Notes & Quotes
- One of the questions Martin poses as a result of using the contemporary as a critical concept to investigate genre fiction is “Why are these genres still around?” (8). I think this is a really important question to ask for any genre, but especially pertinent for my studies in the gothic and in horror. There is a current onslaught of horror films (apparently, we’re living in the golden age of horror!) and a slew of neo-victorian films and television series, all of which tend to make heavy use of the gothic mode. Why has the gothic/horror genre, which first emerged in 1764 with Horace Walpole’s The Castle of Otranto, but gained strength at the same time as the Industrial Revolution, continue to the present day?

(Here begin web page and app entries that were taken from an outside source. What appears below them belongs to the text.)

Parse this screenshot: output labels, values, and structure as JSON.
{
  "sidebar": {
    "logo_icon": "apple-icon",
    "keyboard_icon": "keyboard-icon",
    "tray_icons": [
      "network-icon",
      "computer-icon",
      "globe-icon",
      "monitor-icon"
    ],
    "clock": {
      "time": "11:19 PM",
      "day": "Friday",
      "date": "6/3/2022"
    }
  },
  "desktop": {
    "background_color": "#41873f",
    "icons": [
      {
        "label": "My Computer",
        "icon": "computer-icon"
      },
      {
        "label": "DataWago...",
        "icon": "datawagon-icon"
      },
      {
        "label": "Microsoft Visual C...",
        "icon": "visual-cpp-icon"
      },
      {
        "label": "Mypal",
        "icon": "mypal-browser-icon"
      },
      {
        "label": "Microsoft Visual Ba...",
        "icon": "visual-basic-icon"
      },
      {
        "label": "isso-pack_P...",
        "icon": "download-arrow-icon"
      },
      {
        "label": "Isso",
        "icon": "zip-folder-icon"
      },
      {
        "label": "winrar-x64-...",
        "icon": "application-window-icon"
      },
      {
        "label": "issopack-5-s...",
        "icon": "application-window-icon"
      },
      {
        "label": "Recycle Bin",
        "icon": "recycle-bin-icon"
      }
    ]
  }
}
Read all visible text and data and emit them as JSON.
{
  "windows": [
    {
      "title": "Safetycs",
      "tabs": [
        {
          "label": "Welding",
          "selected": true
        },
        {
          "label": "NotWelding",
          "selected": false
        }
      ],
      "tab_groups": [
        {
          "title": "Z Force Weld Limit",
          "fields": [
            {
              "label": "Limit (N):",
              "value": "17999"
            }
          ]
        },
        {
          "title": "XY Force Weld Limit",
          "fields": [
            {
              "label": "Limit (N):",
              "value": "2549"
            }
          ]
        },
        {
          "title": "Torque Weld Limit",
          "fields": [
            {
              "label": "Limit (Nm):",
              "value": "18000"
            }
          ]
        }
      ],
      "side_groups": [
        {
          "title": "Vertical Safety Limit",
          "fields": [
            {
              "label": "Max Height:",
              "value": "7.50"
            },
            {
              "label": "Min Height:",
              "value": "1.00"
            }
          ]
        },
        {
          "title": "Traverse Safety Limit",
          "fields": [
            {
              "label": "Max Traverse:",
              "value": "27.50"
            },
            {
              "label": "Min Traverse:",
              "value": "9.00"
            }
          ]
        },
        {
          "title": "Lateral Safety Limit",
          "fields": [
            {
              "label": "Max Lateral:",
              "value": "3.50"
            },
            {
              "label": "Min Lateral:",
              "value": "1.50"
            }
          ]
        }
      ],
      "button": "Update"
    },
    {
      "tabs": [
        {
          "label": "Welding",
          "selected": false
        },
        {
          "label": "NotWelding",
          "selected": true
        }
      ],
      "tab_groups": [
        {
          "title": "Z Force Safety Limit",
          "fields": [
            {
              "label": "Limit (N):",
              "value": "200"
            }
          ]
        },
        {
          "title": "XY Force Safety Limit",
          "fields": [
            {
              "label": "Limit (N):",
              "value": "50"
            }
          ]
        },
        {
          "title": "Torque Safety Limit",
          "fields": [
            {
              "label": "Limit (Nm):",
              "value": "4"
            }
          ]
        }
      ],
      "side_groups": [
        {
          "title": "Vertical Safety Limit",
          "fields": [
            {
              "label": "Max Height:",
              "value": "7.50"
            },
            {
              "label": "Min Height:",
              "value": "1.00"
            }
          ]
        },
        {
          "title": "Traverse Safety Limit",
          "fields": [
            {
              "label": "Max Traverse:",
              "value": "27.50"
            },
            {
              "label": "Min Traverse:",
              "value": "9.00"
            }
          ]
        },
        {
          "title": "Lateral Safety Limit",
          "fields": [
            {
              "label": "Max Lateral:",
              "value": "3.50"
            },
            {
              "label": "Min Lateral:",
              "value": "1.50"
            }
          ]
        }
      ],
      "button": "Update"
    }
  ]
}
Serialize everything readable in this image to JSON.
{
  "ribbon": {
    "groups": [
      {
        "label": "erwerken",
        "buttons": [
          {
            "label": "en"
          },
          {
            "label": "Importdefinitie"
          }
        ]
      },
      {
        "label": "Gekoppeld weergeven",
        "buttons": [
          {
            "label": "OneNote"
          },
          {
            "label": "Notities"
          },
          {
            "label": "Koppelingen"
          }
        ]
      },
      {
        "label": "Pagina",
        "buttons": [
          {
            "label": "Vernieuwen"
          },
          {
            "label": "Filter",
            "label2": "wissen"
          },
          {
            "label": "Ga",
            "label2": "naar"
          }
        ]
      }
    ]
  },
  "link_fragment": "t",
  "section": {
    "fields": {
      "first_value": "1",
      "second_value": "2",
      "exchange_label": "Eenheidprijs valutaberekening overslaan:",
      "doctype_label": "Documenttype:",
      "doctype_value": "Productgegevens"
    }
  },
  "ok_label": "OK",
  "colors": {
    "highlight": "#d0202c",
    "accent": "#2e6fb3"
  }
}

- What about horror films: although they began in the late 19th century at the advent of cinema, the so-called modern period of horror films, in which settings moved from the outlandish and the old to the contemporary and domestic and characters shifted from inhuman monsters (Dracula and the Mummy) to monsters that appear human (Norman Bates, Micheal Myers) began in 1960 with Hitchcock’s Psycho and continues to our present day. Why is that? I might also do well to investigate sub-genres. Of prime importance is the slasher genre, which experienced a boon from the late 1970’s into the late 80’s (it returns again for a brief period in the 90’s with post-modern takes like Wes Craven’s Scream). The slasher is also, like horror in general, experiencing a current return to the spotlight, with films like Halloween (2018), The Strangers (2008), Happy Death Day (2017), Maniac (2012), and You’re Next (2011), to name a few.

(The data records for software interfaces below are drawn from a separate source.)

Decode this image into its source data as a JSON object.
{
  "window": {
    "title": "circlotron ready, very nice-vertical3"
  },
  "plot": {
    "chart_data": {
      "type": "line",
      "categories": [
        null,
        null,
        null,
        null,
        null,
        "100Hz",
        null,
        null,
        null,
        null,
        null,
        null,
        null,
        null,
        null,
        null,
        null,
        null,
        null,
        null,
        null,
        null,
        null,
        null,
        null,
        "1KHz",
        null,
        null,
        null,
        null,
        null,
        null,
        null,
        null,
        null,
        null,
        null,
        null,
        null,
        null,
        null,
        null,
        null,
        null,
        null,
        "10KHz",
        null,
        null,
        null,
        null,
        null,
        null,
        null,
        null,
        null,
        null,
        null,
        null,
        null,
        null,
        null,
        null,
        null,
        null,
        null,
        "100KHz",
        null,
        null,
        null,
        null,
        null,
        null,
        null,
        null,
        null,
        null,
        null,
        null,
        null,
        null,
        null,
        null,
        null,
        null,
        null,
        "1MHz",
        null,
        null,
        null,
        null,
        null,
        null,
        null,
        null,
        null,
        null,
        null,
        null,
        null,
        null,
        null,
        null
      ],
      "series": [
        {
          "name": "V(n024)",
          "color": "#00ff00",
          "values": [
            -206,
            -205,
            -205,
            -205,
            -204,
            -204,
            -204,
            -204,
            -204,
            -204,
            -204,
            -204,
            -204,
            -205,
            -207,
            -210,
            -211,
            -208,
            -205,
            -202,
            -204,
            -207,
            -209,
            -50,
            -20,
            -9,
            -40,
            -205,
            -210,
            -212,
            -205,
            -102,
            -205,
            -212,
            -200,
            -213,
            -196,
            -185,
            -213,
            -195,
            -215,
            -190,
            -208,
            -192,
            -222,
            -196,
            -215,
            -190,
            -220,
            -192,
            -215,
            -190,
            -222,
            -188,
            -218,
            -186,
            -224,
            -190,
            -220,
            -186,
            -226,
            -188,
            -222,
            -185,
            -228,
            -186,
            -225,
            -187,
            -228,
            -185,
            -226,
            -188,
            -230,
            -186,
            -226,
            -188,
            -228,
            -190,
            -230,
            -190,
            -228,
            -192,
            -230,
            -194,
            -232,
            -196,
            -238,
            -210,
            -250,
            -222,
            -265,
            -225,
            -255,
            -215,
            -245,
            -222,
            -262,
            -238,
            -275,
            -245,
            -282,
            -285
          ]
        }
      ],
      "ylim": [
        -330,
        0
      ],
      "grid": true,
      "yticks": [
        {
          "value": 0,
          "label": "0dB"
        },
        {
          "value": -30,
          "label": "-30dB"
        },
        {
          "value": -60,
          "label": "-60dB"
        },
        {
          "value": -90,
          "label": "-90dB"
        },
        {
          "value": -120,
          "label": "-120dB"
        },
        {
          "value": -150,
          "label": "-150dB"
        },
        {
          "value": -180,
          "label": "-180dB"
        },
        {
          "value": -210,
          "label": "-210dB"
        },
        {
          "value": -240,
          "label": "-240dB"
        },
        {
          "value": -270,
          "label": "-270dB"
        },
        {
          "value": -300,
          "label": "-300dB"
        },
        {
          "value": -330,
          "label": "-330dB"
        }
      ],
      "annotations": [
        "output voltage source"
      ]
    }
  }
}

Considering the fact that Reagan’s presidency occurred at the same time as the original slasher golden era and Trump’s rise and presidency coincides with our current slasher period, I wonder if this has anything to do with the anxieties America faces as we fall deeper into neoliberal control. Martin attributes the new meaning of survival that the neoliberal era cultivates to the current popularity of post-apocalyptic films. I wonder if this focus on survival (and suffering) has anything to do with the rise and prevalence of the slasher?

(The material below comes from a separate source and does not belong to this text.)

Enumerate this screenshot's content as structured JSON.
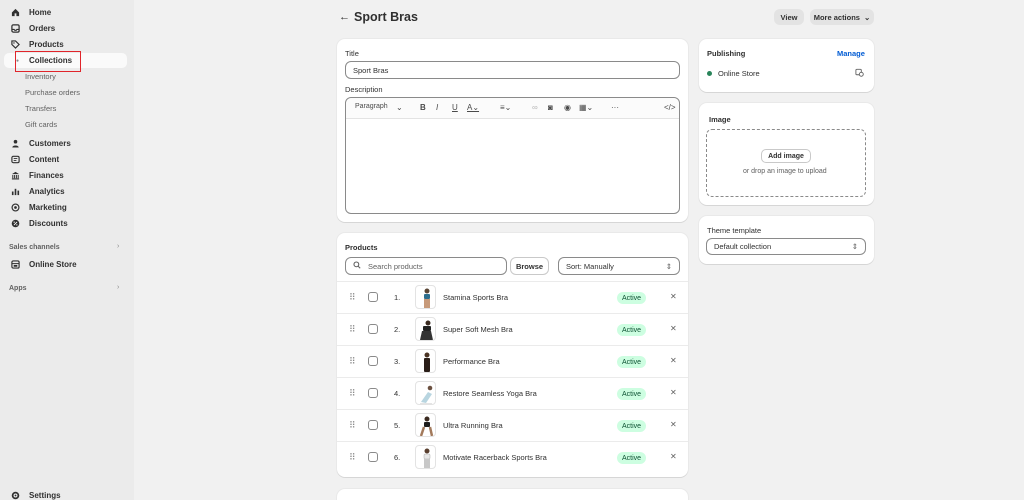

A bit of a side-note… but I also wonder what is up with our marketing of slasher monsters. I feel like this is very specific to the slasher genre, possibly because the monster/killer because the “star” of the series as he (rarely “she”) is (typically) the only character to return in each new installment (Laurie Strode in Halloween and Tree Gelbman in Happy Death Day are two final girls who appear in multiple installments of their series, breaking this tradition). However, it seemed like this sort of marketing was limited to the 80’s with over-the-top characters like Freddy Krueger, Jason Vorheese, Chucky, and the Leprechaun posing in fun, sometimes sexual advertisements that feature them as the hero of the film. Suddenly, with the recent reboot of Halloween (2018), fans enjoyed a photo-spread in Entertainment Weekly Micheal Myers laying in the leaves with Jamie Lee Curtis and staring at her fondly (maybe I’m projecting here, since he’s wearing a mask, but… the body language looks loving).
Contemporary Drift (2017) by Caitlin Duffy is licensed under a Creative Commons Attribution-ShareAlike 4.0 International License.